“Don’t be misled by visionaries who would lead you to believe they see things the rest of us don’t,” decried York Reeve Chris Tonks.

That’s not an unreasonable statement if you’re talking about visionaries touting contact with occupants not named Hatfield of interplanetary crafts. overmydeadbodyBut it was 1958. Subways weren’t some new fangled technology about to be foisted upon an unsuspecting population. Cities had been building them for about century by that time. It was a question of figuring out how to pay for an established mode of public transit and putting it in the right place.

Intensification runs along a similar line of thinking.

Sprawl is no longer sustainable. These kinds of strip malls Humbertown represents are relics of a past that was guided by the idea of unlimited space and cheap fuels to get us to these far flung places. As a form of land use, they no longer make sense.

Defenders of the status quo proclaim that this isn’t downtown Toronto we’re talking about, but Etobicoke. But this isn’t Etobicoke we’re talking about, not the one of 40, 50 years ago in its leafy-streeted isolation from the hustle and bustle of downtown. Now a fully functioning inner suburb, its quaint dreams of a pleasant village life located miles and miles past the outer suburbs to the west and north that push it closer to the downtown many of the residents are trying to keep at a distance.

I don’t think it a coincidence this heavy resistance to such change comes from the mayor’s own backyard. I think it’s a sentiment deeply rooted in the notion of Ford Nation. leftbehindThe city of Toronto has been undergoing demographic, cultural and economic shifts, accelerated by amalgamation. None of it particularly easy or cheap. But the face of the city is going to change with or without our participation. Probably not for the better if we simply choose to stand on the sidelines hoping it all passes us by without altering and costing us too much.

In 2010, a plurality of Torontonians, a healthy majority of those living in the inner suburbs and experiencing some of the biggest changes, decided to stand pat and with fingers crossed wait things out.

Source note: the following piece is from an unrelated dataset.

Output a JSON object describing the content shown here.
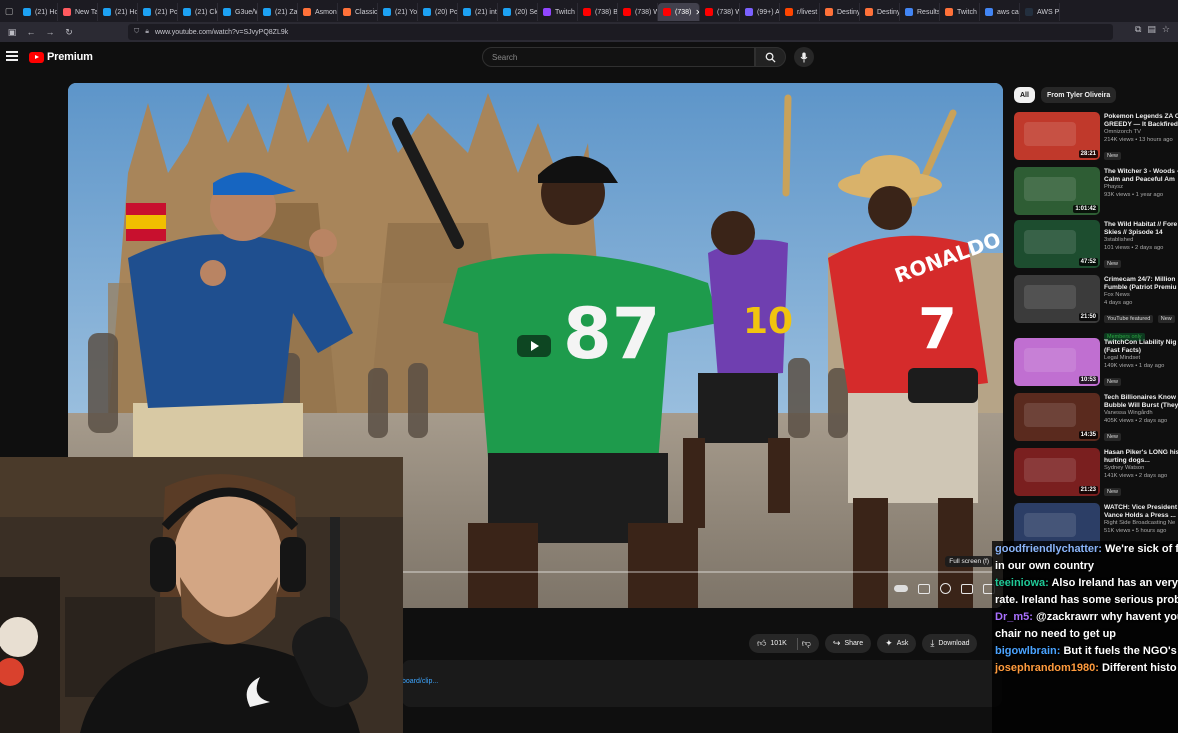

Rearranging the furniture and painting the walls instead of undertaking a major renovation. Hopefully, no one gets too attached to the colour of the room.

adaptedly submitted by Cityslikr